*The Creative Curriculum is aligns with the PA Learning Standards for Early Childhood.

Emergent Curriculum

Young children learn by doing, touching, experimenting, choosing, talking, and negotiating. Everything is potential curriculum for young children. Emergent curriculum is planning what happens in the classroom and the focus of learning through interaction between teachers and children, with both contributing ideas and reacting to them to build engaging and worthwhile units of study. The curriculum approach builds on interests that emerge from our daily lives with the children. The children provide the ideas that form a foundation for activities and units of study that are then prepared, organized, coordinated, and facilitated by the teachers.

Emergent curriculum describes curriculum that develops from exploring what is “socially relevant, intellectually engaging, and personally meaningful to children.  Emergent curriculum arises naturally from adult-child and child-child interactions that create “teachable moments.” It connects learning with experience and prior learning. It responds to children’s immediate interests rather than focusing on a narrow, individual, or calendar driven topic. It is process rather than product driven. The curriculum is typically implemented after an idea emerges from the group of children.

Learning centers are set up in the classrooms so that small groups and individual children can choose to explore constantly varying materials related to the study of math, science, art, and language, while teachers observe and interact with the children and the materials. In most rooms centers include a sensory table for age-appropriate experimentation with sand and water, a block center for large motor exploration, an area for use of manipulatives such as legos that encourage development of fine motor skills, a writing area and art center with a table, easels, and a changing selection of writing and drawing implements and molding materials to maintain attention, a drama/housekeeping center, and a quiet, comfortable book corner. In summer, the children often engage in large, group projects that last over many weeks both indoors and outdoors.

Teachers find creative ways to incorporate their area of study into all these areas, starting with children’s interests and needs. Each day, in each room, we set out pre-planned activities in the centers. We choose activities that are interesting, inviting, age and developmentally appropriate, open-ended and process oriented. If a particular activity is popular, teachers may choose to repeat it often (with slight variations) until the intense interest passes. There are no adult-made models to follow, no particular way to use the materials available, and (within reason) the children are able to easily modify or add to the materials to suit their own interests and needs. This freedom to act upon their own interests, in their own ways contributes to the successful development of children’s self esteem.

View curriculum as everything that happens during our time with the children.
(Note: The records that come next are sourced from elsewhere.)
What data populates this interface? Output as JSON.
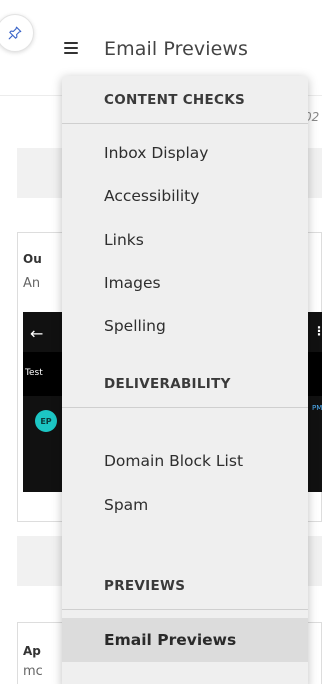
{
  "header": {
    "title": "Email Previews"
  },
  "background": {
    "date_fragment": "02",
    "card1": {
      "title_fragment": "Ou",
      "subtitle_fragment": "An"
    },
    "preview": {
      "subject_fragment": "Test",
      "avatar_initials": "EP",
      "time_fragment": "PM"
    },
    "card2": {
      "title_fragment": "Ap",
      "subtitle_fragment": "mc"
    }
  },
  "menu": {
    "sections": [
      {
        "heading": "CONTENT CHECKS",
        "items": [
          {
            "label": "Inbox Display",
            "active": false
          },
          {
            "label": "Accessibility",
            "active": false
          },
          {
            "label": "Links",
            "active": false
          },
          {
            "label": "Images",
            "active": false
          },
          {
            "label": "Spelling",
            "active": false
          }
        ]
      },
      {
        "heading": "DELIVERABILITY",
        "items": [
          {
            "label": "Domain Block List",
            "active": false
          },
          {
            "label": "Spam",
            "active": false
          }
        ]
      },
      {
        "heading": "PREVIEWS",
        "items": [
          {
            "label": "Email Previews",
            "active": true
          }
        ]
      }
    ]
  },
  "colors": {
    "avatar": "#1cc6c4",
    "menu_bg": "#efefef",
    "active_item_bg": "#dcdcdc"
  }
}
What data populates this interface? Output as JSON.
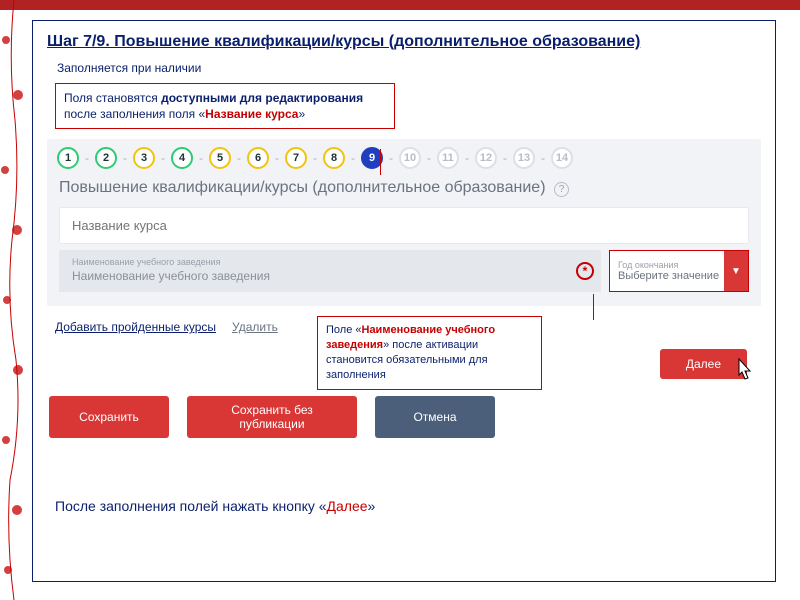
{
  "heading": "Шаг 7/9. Повышение квалификации/курсы (дополнительное образование)",
  "subnote": "Заполняется при наличии",
  "callout1": {
    "prefix": "Поля становятся ",
    "bold1": "доступными для редактирования",
    "mid": " после заполнения поля «",
    "bold2": "Название курса",
    "suffix": "»"
  },
  "steps": [
    {
      "n": "1",
      "state": "done"
    },
    {
      "n": "2",
      "state": "done"
    },
    {
      "n": "3",
      "state": "pending"
    },
    {
      "n": "4",
      "state": "done"
    },
    {
      "n": "5",
      "state": "pending"
    },
    {
      "n": "6",
      "state": "pending"
    },
    {
      "n": "7",
      "state": "pending"
    },
    {
      "n": "8",
      "state": "pending"
    },
    {
      "n": "9",
      "state": "current"
    },
    {
      "n": "10",
      "state": "inactive"
    },
    {
      "n": "11",
      "state": "inactive"
    },
    {
      "n": "12",
      "state": "inactive"
    },
    {
      "n": "13",
      "state": "inactive"
    },
    {
      "n": "14",
      "state": "inactive"
    }
  ],
  "section_title": "Повышение квалификации/курсы (дополнительное образование)",
  "course_placeholder": "Название курса",
  "inst_label": "Наименование учебного заведения",
  "inst_value": "Наименование учебного заведения",
  "asterisk": "*",
  "year_label": "Год окончания",
  "year_value": "Выберите значение",
  "link_add": "Добавить пройденные курсы",
  "link_del": "Удалить",
  "callout2": {
    "prefix": "Поле «",
    "bold": "Наименование учебного заведения",
    "suffix": "» после активации становится обязательными для заполнения"
  },
  "btn_next": "Далее",
  "btn_save": "Сохранить",
  "btn_save_draft": "Сохранить без публикации",
  "btn_cancel": "Отмена",
  "bottom": {
    "prefix": "После заполнения полей нажать кнопку «",
    "bold": "Далее",
    "suffix": "»"
  }
}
Believe that each moment offers opportunities to explore relationships and to create a community that nurtures children, teachers, and families. Each moment holds a range of feelings and interests. There are always questions to pursue, hypotheses to investigate, and discoveries to celebrate. Curriculum happens all day, in every routine, action, interaction, and rearrangement of the room.